The house that was to become Kew Palace was built in 1631 for Samuel Fortrey, a French-born Flemish merchant. Fortrey created an expensive and sumptuous home that was extravagantly decorated with magnificent molded plasterwork and detailed paint schemes
Royal associations with the building began in 1728 when the house was leased by Queen Caroline to be used for accommodation for the three elder daughters of George II. The small palace was also put to use as a school room with the future George III and his brother Edward educated there by leading politicians, musicians, and architects.

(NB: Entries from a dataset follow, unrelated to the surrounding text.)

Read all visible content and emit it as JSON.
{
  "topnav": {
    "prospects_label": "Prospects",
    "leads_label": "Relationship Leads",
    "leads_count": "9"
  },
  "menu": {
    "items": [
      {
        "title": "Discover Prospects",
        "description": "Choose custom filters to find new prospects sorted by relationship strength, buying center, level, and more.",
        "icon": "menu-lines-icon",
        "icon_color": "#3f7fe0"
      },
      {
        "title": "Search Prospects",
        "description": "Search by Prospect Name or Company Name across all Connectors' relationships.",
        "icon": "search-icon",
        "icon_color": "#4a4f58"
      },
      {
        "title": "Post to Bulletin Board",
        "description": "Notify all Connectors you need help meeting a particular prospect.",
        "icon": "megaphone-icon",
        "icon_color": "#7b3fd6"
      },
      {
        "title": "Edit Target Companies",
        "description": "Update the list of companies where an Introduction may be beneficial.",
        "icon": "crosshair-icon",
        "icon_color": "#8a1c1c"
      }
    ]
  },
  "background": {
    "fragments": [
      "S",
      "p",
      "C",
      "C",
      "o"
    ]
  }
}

The first ‘truly British’ Hanoverian King, George III was keen to find a wife before his coronation, and after a search for suitable candidates, married Princess Charlotte of Mecklenburg-Strelitz in 1761, on the same day as he met her! In 1762, American colonists in the Carolinas paid honor to the royal couple by naming a city in honor or the new queen consort. They called their town Charlotte, and the surrounding county was named Mecklenburg in honor of the princess’s homeland.